During a traditional Korean shaman summoning ritual, you never know for certain which god will emerge through the priestess, called the Mudang. In the throes of spiritual possession, her body becomes limitless—a bridge between past and present, mortal and divine. The Mudang is a potent touchstone for Portland-based artist Samantha Wall, who explores the transcendent potential of the female figure through her drawings rendered in vapory inks, graphite and gold leaf. For Wall, the body is never just an object of beauty but a portal toward something more profound. “I’m interested in female bodies represented in a way that feels infinite,” she says of her work.
Wall herself straddles multiple worlds—both as a multiracial woman of Korean and Black heritage and an immigrant born in South Korea and raised in the United States.

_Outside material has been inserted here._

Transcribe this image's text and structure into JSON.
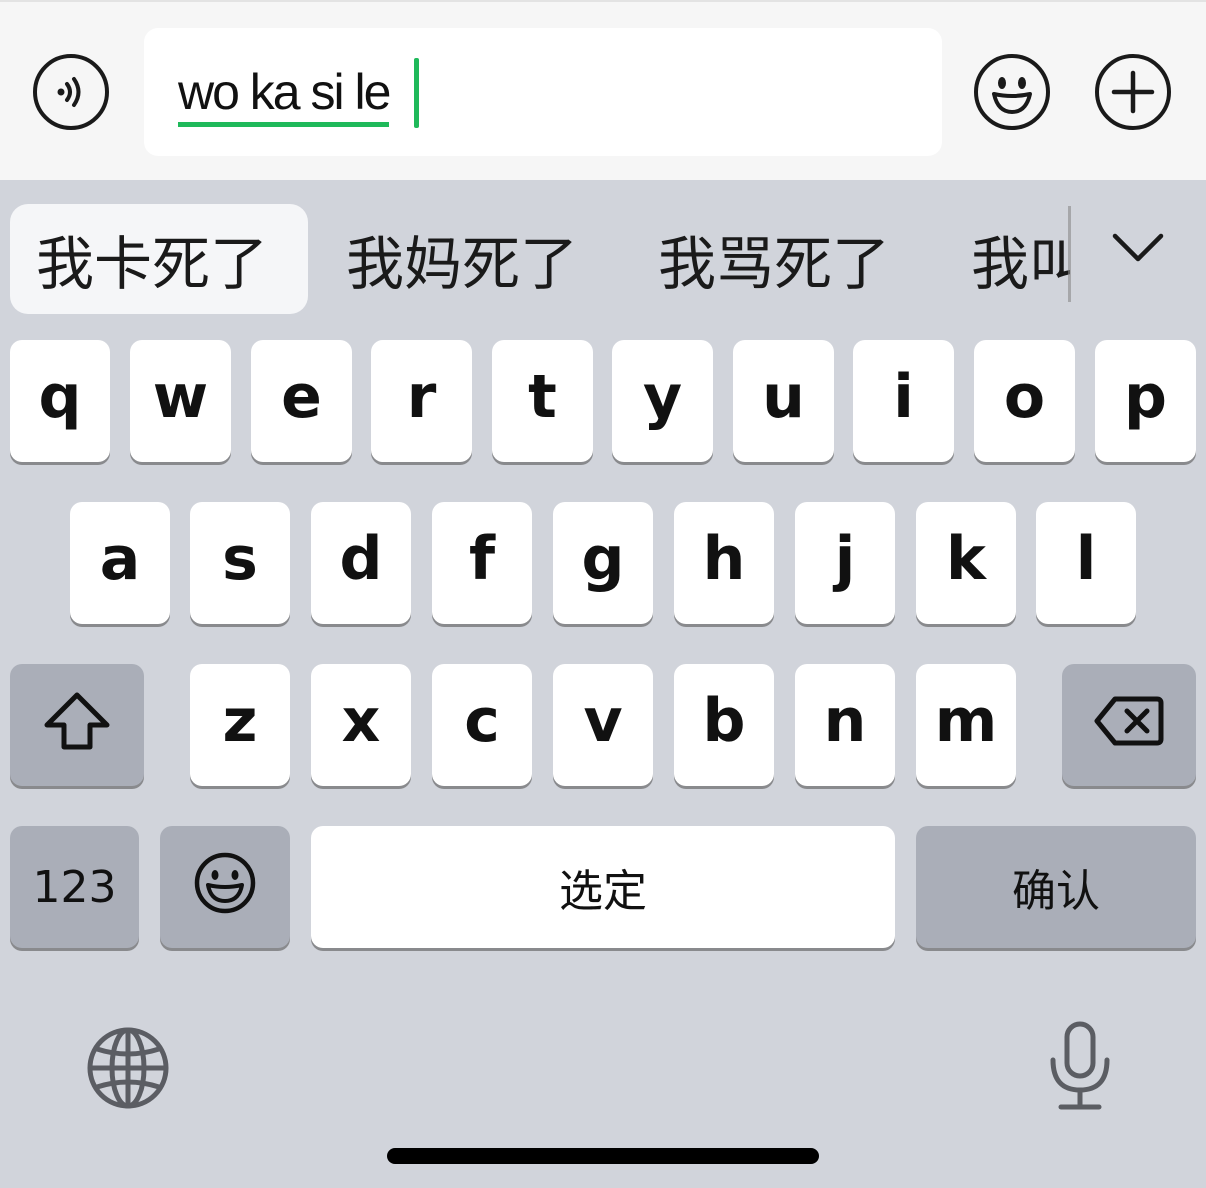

Similarly, her practice aims to embody women that defy tidy categorization. In “Indivisible,” the artist’s intimate graphite portrait series of multiethnic and multiracial women, her intricate line work intentionally leaves huge swaths of the paper untouched, giving her subjects breathing room beyond the limits culture places on their bodies. “That empty space allows for possibility,” notes Wall. “It allows for the room that I can’t fill when making portraits, knowing there’s so much more that I can’t represent.” Of late, she has also been using India ink and gold leaf on translucent Dura-Lar (a type of polyester film) to conjure the same sense of vastness. On the moisture-resistant material, the ink forms watery pools she can manipulate with a brush. Accented with warm gold, the spectral swirls “create something that feels like cosmic bodies,” says Wall.

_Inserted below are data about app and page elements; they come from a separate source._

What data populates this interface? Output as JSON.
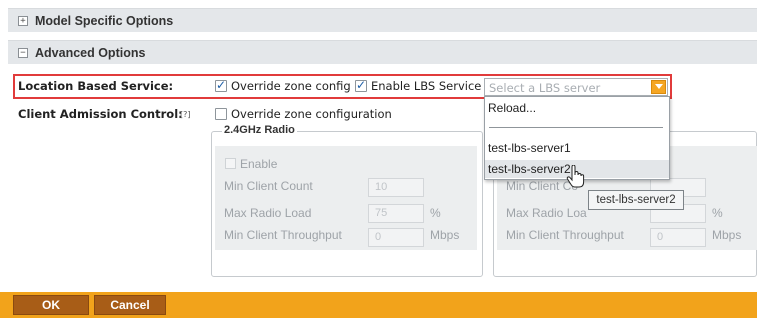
{
  "sections": {
    "model_specific": {
      "toggle": "+",
      "title": "Model Specific Options"
    },
    "advanced": {
      "toggle": "−",
      "title": "Advanced Options"
    }
  },
  "lbs": {
    "label": "Location Based Service:",
    "override_label": "Override zone config",
    "override_checked": true,
    "enable_label": "Enable LBS Service",
    "enable_checked": true,
    "select_placeholder": "Select a LBS server"
  },
  "client_admission": {
    "label": "Client Admission Control:",
    "help": "[?]",
    "override_label": "Override zone configuration",
    "override_checked": false
  },
  "radio_24": {
    "legend": "2.4GHz Radio",
    "enable_label": "Enable",
    "min_client_count_label": "Min Client Count",
    "min_client_count_value": "10",
    "max_radio_load_label": "Max Radio Load",
    "max_radio_load_value": "75",
    "max_radio_load_unit": "%",
    "min_throughput_label": "Min Client Throughput",
    "min_throughput_value": "0",
    "min_throughput_unit": "Mbps"
  },
  "radio_5": {
    "min_client_count_label": "Min Client Co",
    "max_radio_load_label": "Max Radio Loa",
    "max_radio_load_unit": "%",
    "min_throughput_label": "Min Client Throughput",
    "min_throughput_value": "0",
    "min_throughput_unit": "Mbps"
  },
  "dropdown": {
    "items": [
      "Reload...",
      "test-lbs-server1",
      "test-lbs-server2"
    ],
    "highlighted": "test-lbs-server2"
  },
  "tooltip": {
    "text": "test-lbs-server2"
  },
  "footer": {
    "ok_label": "OK",
    "cancel_label": "Cancel"
  },
  "colors": {
    "accent": "#f2a31b",
    "button": "#a85d17",
    "highlight_border": "#e13b3b"
  }
}
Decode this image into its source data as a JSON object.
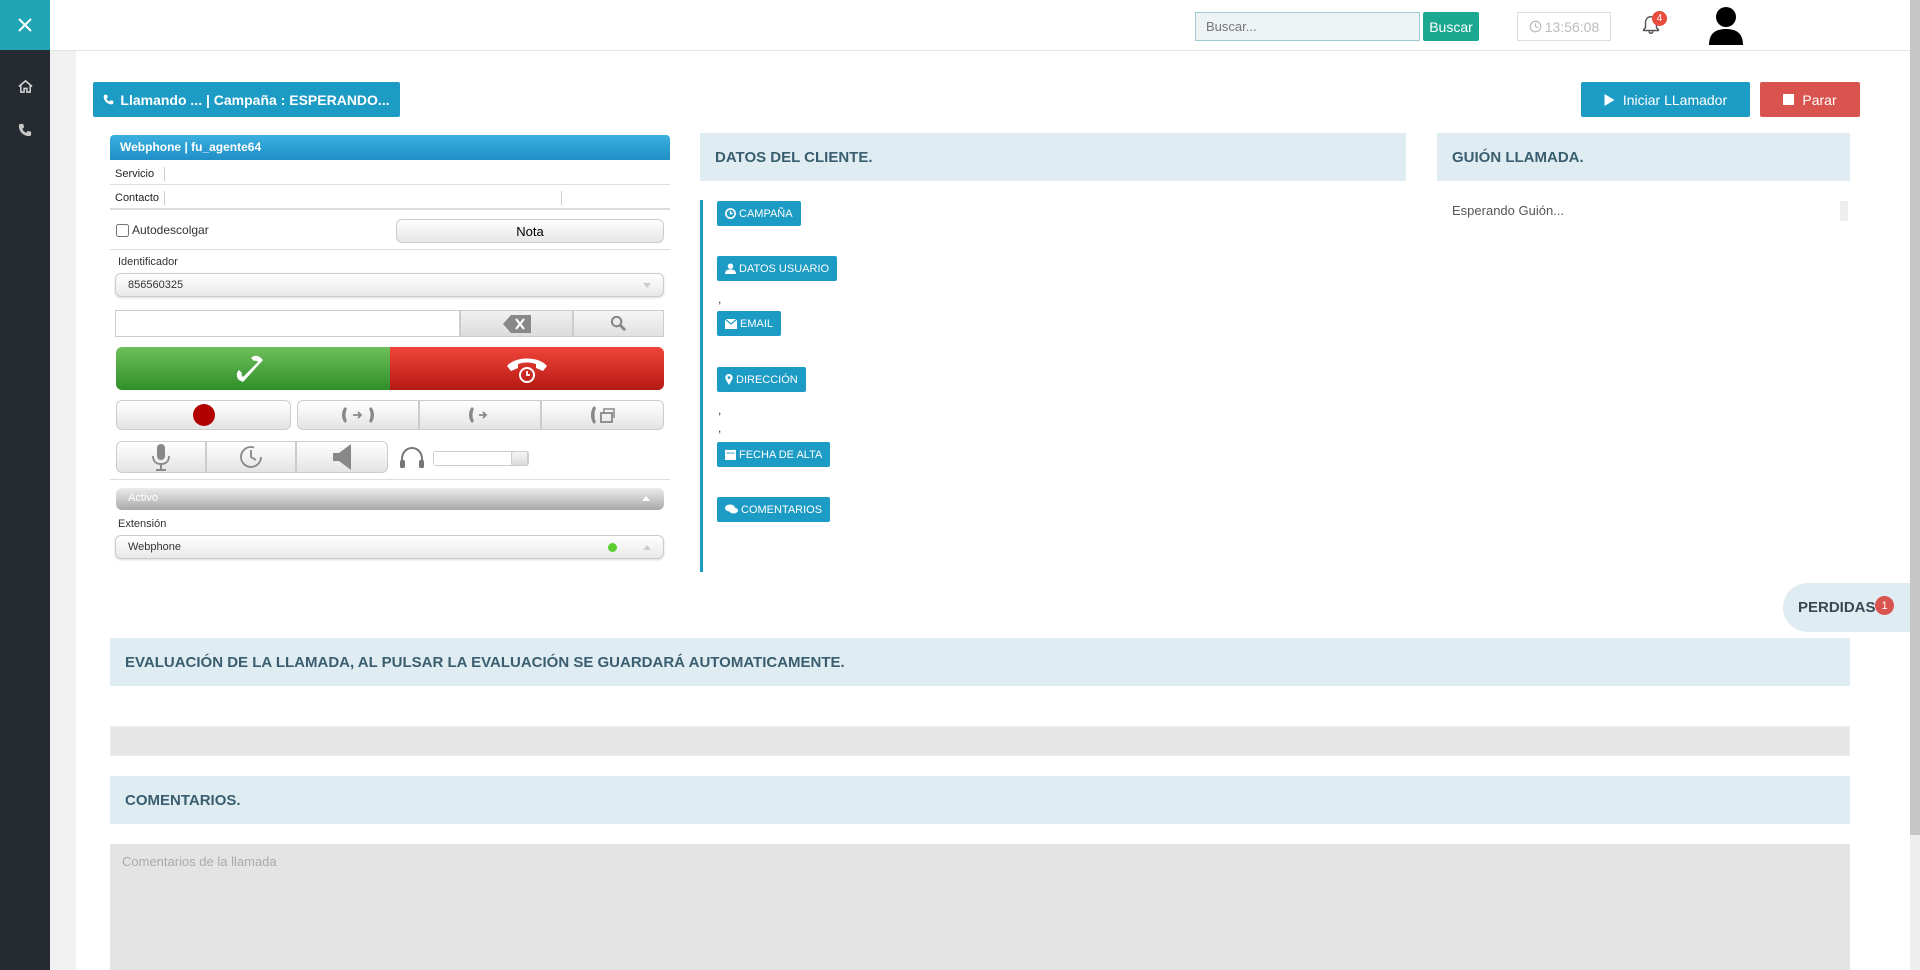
{
  "topbar": {
    "search_placeholder": "Buscar...",
    "search_button": "Buscar",
    "clock": "13:56:08",
    "notification_count": "4"
  },
  "toolbar": {
    "status_label": "Llamando ... | Campaña : ESPERANDO...",
    "start_caller_label": "Iniciar LLamador",
    "stop_label": "Parar"
  },
  "webphone": {
    "title": "Webphone | fu_agente64",
    "servicio_label": "Servicio",
    "contacto_label": "Contacto",
    "autodescolgar_label": "Autodescolgar",
    "nota_label": "Nota",
    "identificador_label": "Identificador",
    "identificador_value": "856560325",
    "status_value": "Activo",
    "extension_label": "Extensión",
    "extension_value": "Webphone",
    "volume_level": 0.82
  },
  "cliente": {
    "title": "DATOS DEL CLIENTE.",
    "campana": "CAMPAÑA",
    "datos_usuario": "DATOS USUARIO",
    "email": "EMAIL",
    "direccion": "DIRECCIÓN",
    "fecha_alta": "FECHA DE ALTA",
    "comentarios": "COMENTARIOS",
    "comma": ","
  },
  "guion": {
    "title": "GUIÓN LLAMADA.",
    "text": "Esperando Guión..."
  },
  "perdidas": {
    "label": "PERDIDAS",
    "count": "1"
  },
  "evaluacion": {
    "title": "EVALUACIÓN DE LA LLAMADA, AL PULSAR LA EVALUACIÓN SE GUARDARÁ AUTOMATICAMENTE."
  },
  "comentarios": {
    "title": "COMENTARIOS.",
    "placeholder": "Comentarios de la llamada"
  },
  "colors": {
    "accent": "#1c9bc4",
    "sidebar": "#262b31",
    "sidebar_toggle": "#1fa5b3",
    "danger": "#d9534f",
    "success": "#1ba890"
  }
}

These gossamer figures ground her current projects exploring Korean shamanism rituals, particularly the Mudang. Historically, women have predominantly shepherded these traditions. Channeling these presences when drawing herself and the women in her family proved healing for Wall—reconnecting to the culture she left behind and counterbalancing the invisibility she and so many women of color experience in America. “It lets me break that skin and enter a space where I can play with the archetype, embody their power in a way I don’t feel I’m allowed to socially,” she explains. “I can be unapologetic.”

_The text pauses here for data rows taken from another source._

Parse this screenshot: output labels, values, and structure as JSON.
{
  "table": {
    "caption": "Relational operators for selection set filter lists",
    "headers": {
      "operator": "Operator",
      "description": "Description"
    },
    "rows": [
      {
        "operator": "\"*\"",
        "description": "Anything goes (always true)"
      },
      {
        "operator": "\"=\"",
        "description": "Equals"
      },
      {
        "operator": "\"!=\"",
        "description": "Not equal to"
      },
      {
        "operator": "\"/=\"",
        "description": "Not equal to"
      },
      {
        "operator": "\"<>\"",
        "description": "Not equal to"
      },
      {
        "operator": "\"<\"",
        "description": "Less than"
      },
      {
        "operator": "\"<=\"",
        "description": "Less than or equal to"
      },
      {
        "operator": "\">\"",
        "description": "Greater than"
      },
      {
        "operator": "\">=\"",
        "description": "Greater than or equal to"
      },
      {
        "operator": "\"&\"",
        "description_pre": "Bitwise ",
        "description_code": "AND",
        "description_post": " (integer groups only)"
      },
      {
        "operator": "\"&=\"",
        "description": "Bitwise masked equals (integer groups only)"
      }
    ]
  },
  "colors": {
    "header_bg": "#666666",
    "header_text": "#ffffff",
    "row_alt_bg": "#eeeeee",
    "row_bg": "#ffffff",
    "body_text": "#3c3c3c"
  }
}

Creatively, Wall herself is feeling expansive as her work grows in scope with large-scale installations at Portland International Airport and Facebook’s headquarters in Redmond, Washington. Claiming more space seems right for the artist. As she notes, “Portraiture allows me to leave a mark that helps me feel connected to my community.”